Input data Block Start

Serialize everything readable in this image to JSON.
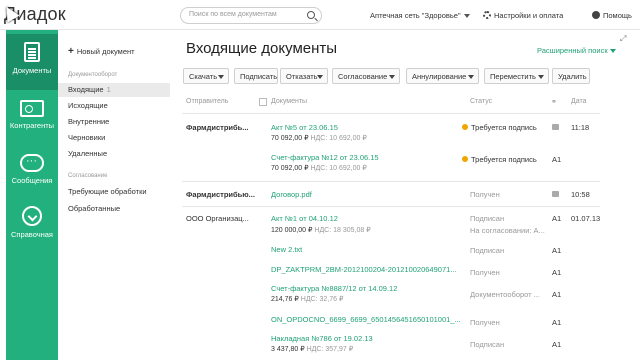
{
  "topbar": {
    "logo": "Диадок",
    "search_placeholder": "Поиск по всем документам",
    "org": "Аптечная сеть \"Здоровье\"",
    "settings": "Настройки и оплата",
    "help": "Помощь"
  },
  "leftnav": [
    {
      "label": "Документы",
      "icon": "documents-icon"
    },
    {
      "label": "Контрагенты",
      "icon": "contacts-icon"
    },
    {
      "label": "Сообщения",
      "icon": "messages-icon"
    },
    {
      "label": "Справочная",
      "icon": "help-center-icon"
    }
  ],
  "sidebar": {
    "new_doc": "Новый документ",
    "section1": "Документооборот",
    "items1": [
      {
        "label": "Входящие",
        "count": "1"
      },
      {
        "label": "Исходящие"
      },
      {
        "label": "Внутренние"
      },
      {
        "label": "Черновики"
      },
      {
        "label": "Удаленные"
      }
    ],
    "section2": "Согласование",
    "items2": [
      {
        "label": "Требующие обработки"
      },
      {
        "label": "Обработанные"
      }
    ]
  },
  "main": {
    "title": "Входящие документы",
    "advanced_search": "Расширенный поиск",
    "toolbar": {
      "download": "Скачать",
      "sign": "Подписать",
      "reject": "Отказать",
      "approval": "Согласование",
      "annul": "Аннулирование",
      "move": "Переместить",
      "delete": "Удалить"
    },
    "headers": {
      "sender": "Отправитель",
      "documents": "Документы",
      "status": "Статус",
      "date": "Дата"
    },
    "rows": [
      {
        "sender": "Фармдистрибь...",
        "doc": "Акт №5 от 23.06.15",
        "amount": "70 092,00 ₽",
        "vat": "НДС: 10 692,00 ₽",
        "status": "Требуется подпись",
        "status_dot": true,
        "user": "",
        "date": "11:18"
      },
      {
        "sender": "",
        "doc": "Счет-фактура №12 от 23.06.15",
        "amount": "70 092,00 ₽",
        "vat": "НДС: 10 692,00 ₽",
        "status": "Требуется подпись",
        "status_dot": true,
        "user": "A1",
        "date": ""
      },
      {
        "sender": "Фармдистрибью...",
        "doc": "Договор.pdf",
        "amount": "",
        "vat": "",
        "status": "Получен",
        "user": "",
        "date": "10:58"
      },
      {
        "sender": "ООО Организац...",
        "doc": "Акт №1 от 04.10.12",
        "amount": "120 000,00 ₽",
        "vat": "НДС: 18 305,08 ₽",
        "status": "Подписан",
        "status2": "На согласовании: А...",
        "user": "A1",
        "date": "01.07.13"
      },
      {
        "sender": "",
        "doc": "New 2.txt",
        "status": "Подписан",
        "user": "A1"
      },
      {
        "sender": "",
        "doc": "DP_ZAKTPRM_2BM-2012100204-201210020649071...",
        "status": "Получен",
        "user": "A1"
      },
      {
        "sender": "",
        "doc": "Счет-фактура №8887/12 от 14.09.12",
        "amount": "214,76 ₽",
        "vat": "НДС: 32,76 ₽",
        "status": "Документооборот ...",
        "user": "A1"
      },
      {
        "sender": "",
        "doc": "ON_OPDOCNO_6699_6699_6501456451650101001_...",
        "status": "Получен",
        "user": "A1"
      },
      {
        "sender": "",
        "doc": "Накладная №786 от 19.02.13",
        "amount": "3 437,80 ₽",
        "vat": "НДС: 357,97 ₽",
        "status": "Подписан",
        "user": "A1"
      }
    ]
  }
}
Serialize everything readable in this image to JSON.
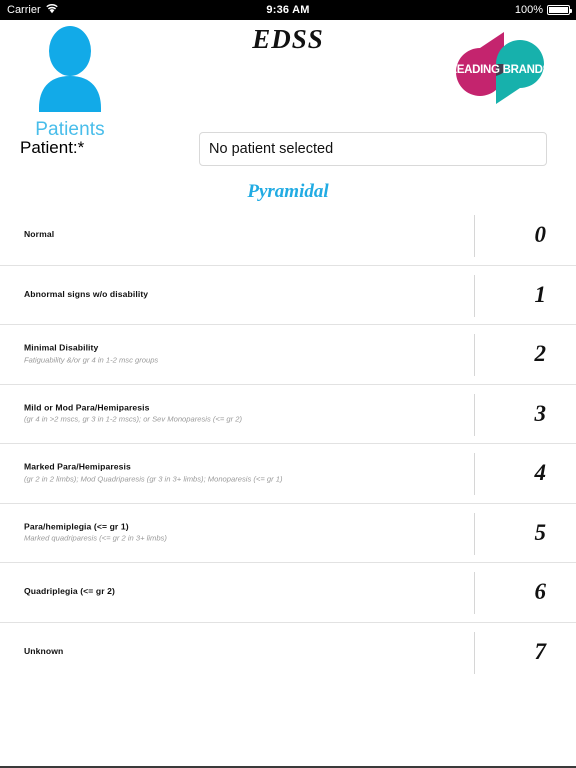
{
  "status_bar": {
    "carrier": "Carrier",
    "wifi_icon": "wifi-icon",
    "time": "9:36 AM",
    "battery_percent": "100%",
    "battery_icon": "battery-icon"
  },
  "header": {
    "patients_button": {
      "icon": "person-icon",
      "label": "Patients"
    },
    "title": "EDSS",
    "logo": {
      "text": "LEADING BRANDS",
      "magenta": "#C4246E",
      "teal": "#17B1AC",
      "overlap": "#4A2A40"
    }
  },
  "patient": {
    "label": "Patient:*",
    "value": "No patient selected",
    "placeholder": "No patient selected"
  },
  "section": {
    "title": "Pyramidal",
    "accent_color": "#21ABE3"
  },
  "scale": {
    "rows": [
      {
        "title": "Normal",
        "sub": "",
        "score": "0"
      },
      {
        "title": "Abnormal signs w/o disability",
        "sub": "",
        "score": "1"
      },
      {
        "title": "Minimal Disability",
        "sub": "Fatiguability &/or gr 4 in 1-2 msc groups",
        "score": "2"
      },
      {
        "title": "Mild or Mod Para/Hemiparesis",
        "sub": "(gr 4 in >2 mscs, gr 3 in 1-2 mscs); or Sev Monoparesis (<= gr 2)",
        "score": "3"
      },
      {
        "title": "Marked Para/Hemiparesis",
        "sub": "(gr 2 in 2 limbs); Mod Quadriparesis (gr 3 in 3+ limbs); Monoparesis (<= gr 1)",
        "score": "4"
      },
      {
        "title": "Para/hemiplegia (<= gr 1)",
        "sub": "Marked quadriparesis (<= gr 2 in 3+ limbs)",
        "score": "5"
      },
      {
        "title": "Quadriplegia (<= gr 2)",
        "sub": "",
        "score": "6"
      },
      {
        "title": "Unknown",
        "sub": "",
        "score": "7"
      }
    ]
  }
}
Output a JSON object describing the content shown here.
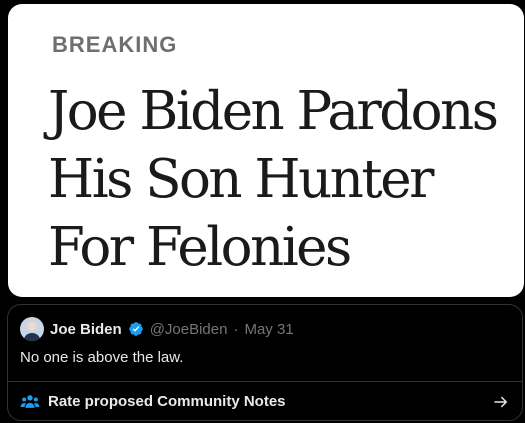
{
  "image": {
    "kicker": "BREAKING",
    "headline_lines": [
      "Joe Biden Pardons",
      "His Son Hunter",
      "For Felonies"
    ]
  },
  "quote": {
    "author_name": "Joe Biden",
    "handle": "@JoeBiden",
    "separator": "·",
    "date": "May 31",
    "text": "No one is above the law.",
    "verified_color": "#1d9bf0"
  },
  "community_notes": {
    "label": "Rate proposed Community Notes",
    "icon": "people-icon",
    "accent": "#1d9bf0"
  }
}
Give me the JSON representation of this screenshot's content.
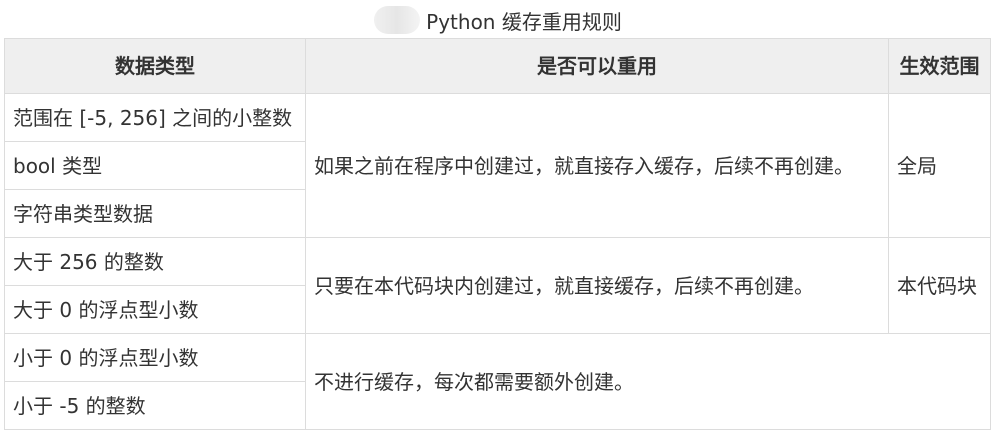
{
  "caption": {
    "title": "Python 缓存重用规则"
  },
  "table": {
    "headers": [
      "数据类型",
      "是否可以重用",
      "生效范围"
    ],
    "groups": [
      {
        "types": [
          "范围在 [-5, 256] 之间的小整数",
          "bool 类型",
          "字符串类型数据"
        ],
        "reuse": "如果之前在程序中创建过，就直接存入缓存，后续不再创建。",
        "scope": "全局"
      },
      {
        "types": [
          "大于 256 的整数",
          "大于 0 的浮点型小数"
        ],
        "reuse": "只要在本代码块内创建过，就直接缓存，后续不再创建。",
        "scope": "本代码块"
      },
      {
        "types": [
          "小于 0 的浮点型小数",
          "小于 -5 的整数"
        ],
        "reuse": "不进行缓存，每次都需要额外创建。",
        "scope": ""
      }
    ]
  }
}
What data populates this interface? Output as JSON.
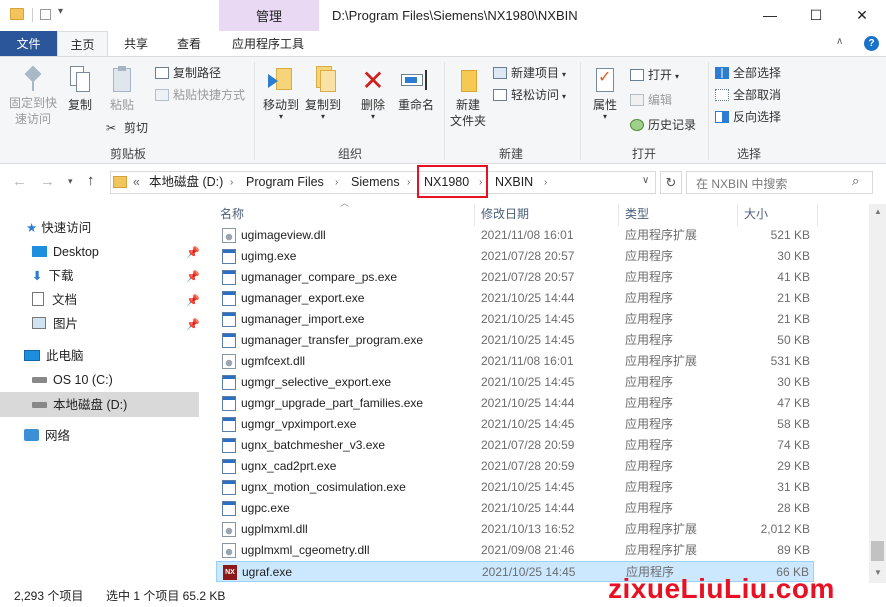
{
  "window": {
    "manage_tab": "管理",
    "title": "D:\\Program Files\\Siemens\\NX1980\\NXBIN",
    "minimize": "—",
    "maximize": "☐",
    "close": "✕"
  },
  "ribbon_tabs": [
    "文件",
    "主页",
    "共享",
    "查看",
    "应用程序工具"
  ],
  "ribbon": {
    "clipboard": {
      "pin_label1": "固定到快",
      "pin_label2": "速访问",
      "copy": "复制",
      "paste": "粘贴",
      "copy_path": "复制路径",
      "paste_shortcut": "粘贴快捷方式",
      "cut": "剪切",
      "group": "剪贴板"
    },
    "organize": {
      "move_to": "移动到",
      "copy_to": "复制到",
      "delete": "删除",
      "rename": "重命名",
      "group": "组织"
    },
    "new": {
      "new_folder1": "新建",
      "new_folder2": "文件夹",
      "new_item": "新建项目",
      "easy_access": "轻松访问",
      "group": "新建"
    },
    "open": {
      "properties": "属性",
      "open": "打开",
      "edit": "编辑",
      "history": "历史记录",
      "group": "打开"
    },
    "select": {
      "select_all": "全部选择",
      "select_none": "全部取消",
      "invert": "反向选择",
      "group": "选择"
    }
  },
  "address": {
    "overflow": "«",
    "crumbs": [
      "本地磁盘 (D:)",
      "Program Files",
      "Siemens",
      "NX1980",
      "NXBIN"
    ],
    "search_placeholder": "在 NXBIN 中搜索"
  },
  "nav": {
    "quick_access": "快速访问",
    "desktop": "Desktop",
    "downloads": "下载",
    "documents": "文档",
    "pictures": "图片",
    "this_pc": "此电脑",
    "os_c": "OS 10 (C:)",
    "local_d": "本地磁盘 (D:)",
    "network": "网络"
  },
  "columns": {
    "name": "名称",
    "date": "修改日期",
    "type": "类型",
    "size": "大小"
  },
  "files": [
    {
      "name": "ugimageview.dll",
      "date": "2021/11/08 16:01",
      "type": "应用程序扩展",
      "size": "521 KB",
      "icon": "dll"
    },
    {
      "name": "ugimg.exe",
      "date": "2021/07/28 20:57",
      "type": "应用程序",
      "size": "30 KB",
      "icon": "exe"
    },
    {
      "name": "ugmanager_compare_ps.exe",
      "date": "2021/07/28 20:57",
      "type": "应用程序",
      "size": "41 KB",
      "icon": "exe"
    },
    {
      "name": "ugmanager_export.exe",
      "date": "2021/10/25 14:44",
      "type": "应用程序",
      "size": "21 KB",
      "icon": "exe"
    },
    {
      "name": "ugmanager_import.exe",
      "date": "2021/10/25 14:45",
      "type": "应用程序",
      "size": "21 KB",
      "icon": "exe"
    },
    {
      "name": "ugmanager_transfer_program.exe",
      "date": "2021/10/25 14:45",
      "type": "应用程序",
      "size": "50 KB",
      "icon": "exe"
    },
    {
      "name": "ugmfcext.dll",
      "date": "2021/11/08 16:01",
      "type": "应用程序扩展",
      "size": "531 KB",
      "icon": "dll"
    },
    {
      "name": "ugmgr_selective_export.exe",
      "date": "2021/10/25 14:45",
      "type": "应用程序",
      "size": "30 KB",
      "icon": "exe"
    },
    {
      "name": "ugmgr_upgrade_part_families.exe",
      "date": "2021/10/25 14:44",
      "type": "应用程序",
      "size": "47 KB",
      "icon": "exe"
    },
    {
      "name": "ugmgr_vpximport.exe",
      "date": "2021/10/25 14:45",
      "type": "应用程序",
      "size": "58 KB",
      "icon": "exe"
    },
    {
      "name": "ugnx_batchmesher_v3.exe",
      "date": "2021/07/28 20:59",
      "type": "应用程序",
      "size": "74 KB",
      "icon": "exe"
    },
    {
      "name": "ugnx_cad2prt.exe",
      "date": "2021/07/28 20:59",
      "type": "应用程序",
      "size": "29 KB",
      "icon": "exe"
    },
    {
      "name": "ugnx_motion_cosimulation.exe",
      "date": "2021/10/25 14:45",
      "type": "应用程序",
      "size": "31 KB",
      "icon": "exe"
    },
    {
      "name": "ugpc.exe",
      "date": "2021/10/25 14:44",
      "type": "应用程序",
      "size": "28 KB",
      "icon": "exe"
    },
    {
      "name": "ugplmxml.dll",
      "date": "2021/10/13 16:52",
      "type": "应用程序扩展",
      "size": "2,012 KB",
      "icon": "dll"
    },
    {
      "name": "ugplmxml_cgeometry.dll",
      "date": "2021/09/08 21:46",
      "type": "应用程序扩展",
      "size": "89 KB",
      "icon": "dll"
    },
    {
      "name": "ugraf.exe",
      "date": "2021/10/25 14:45",
      "type": "应用程序",
      "size": "66 KB",
      "icon": "nx",
      "selected": true
    }
  ],
  "status": {
    "count": "2,293 个项目",
    "selection": "选中 1 个项目  65.2 KB"
  },
  "watermark": "zixueLiuLiu.com",
  "colors": {
    "accent": "#2b579a",
    "highlight_box": "#e81123",
    "selection": "#cce8ff",
    "manage_tab": "#e9d9f3"
  }
}
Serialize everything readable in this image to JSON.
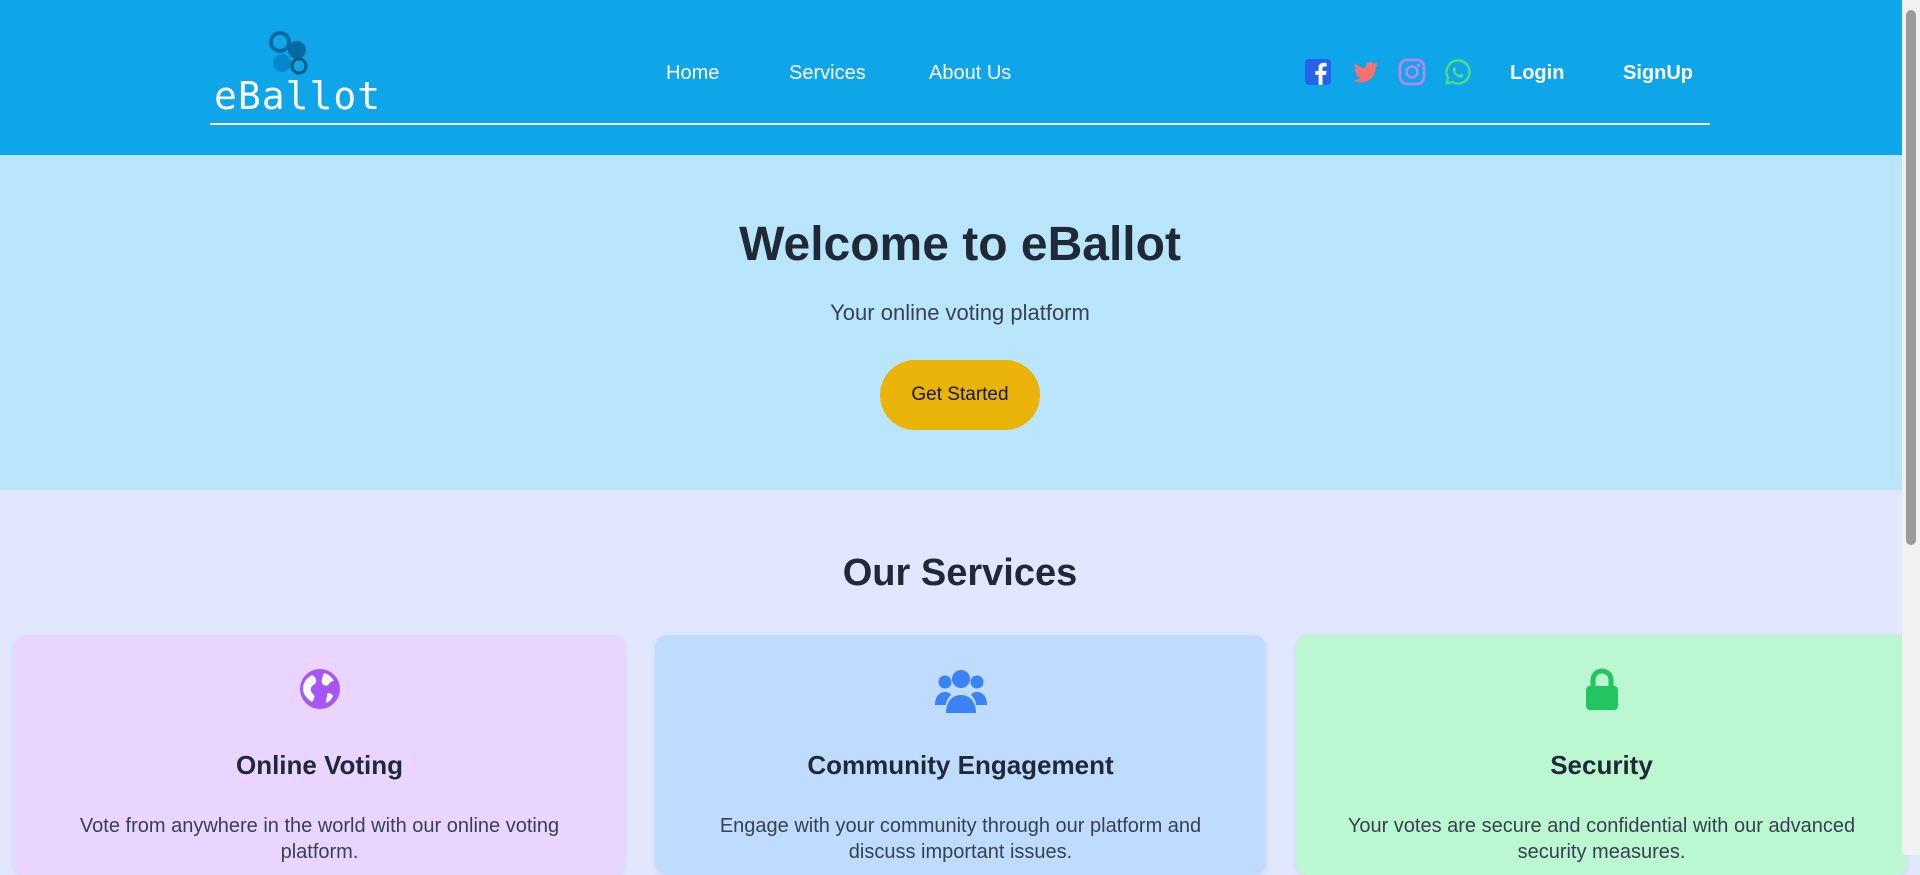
{
  "header": {
    "logo_text": "eBallot",
    "nav": [
      "Home",
      "Services",
      "About Us"
    ],
    "social": [
      "facebook-icon",
      "twitter-icon",
      "instagram-icon",
      "whatsapp-icon"
    ],
    "login_label": "Login",
    "signup_label": "SignUp",
    "colors": {
      "background": "#0ea5e9",
      "facebook": "#2563eb",
      "twitter": "#f87171",
      "instagram": "#c084fc",
      "whatsapp": "#4ade80"
    }
  },
  "hero": {
    "title": "Welcome to eBallot",
    "subtitle": "Your online voting platform",
    "cta_label": "Get Started",
    "colors": {
      "background": "#bae6fd",
      "cta": "#eab308"
    }
  },
  "services": {
    "title": "Our Services",
    "cards": [
      {
        "icon": "globe-icon",
        "title": "Online Voting",
        "text": "Vote from anywhere in the world with our online voting platform.",
        "color": "#e9d5ff",
        "icon_color": "#a855f7"
      },
      {
        "icon": "users-icon",
        "title": "Community Engagement",
        "text": "Engage with your community through our platform and discuss important issues.",
        "color": "#bfdbfe",
        "icon_color": "#3b82f6"
      },
      {
        "icon": "lock-icon",
        "title": "Security",
        "text": "Your votes are secure and confidential with our advanced security measures.",
        "color": "#bbf7d0",
        "icon_color": "#22c55e"
      }
    ]
  }
}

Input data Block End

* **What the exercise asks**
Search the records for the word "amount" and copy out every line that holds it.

* **Solution to this task**
        "amount": "70 092,00 ₽",
        "amount": "70 092,00 ₽",
        "amount": "",
        "amount": "120 000,00 ₽",
        "amount": "214,76 ₽",
        "amount": "3 437,80 ₽",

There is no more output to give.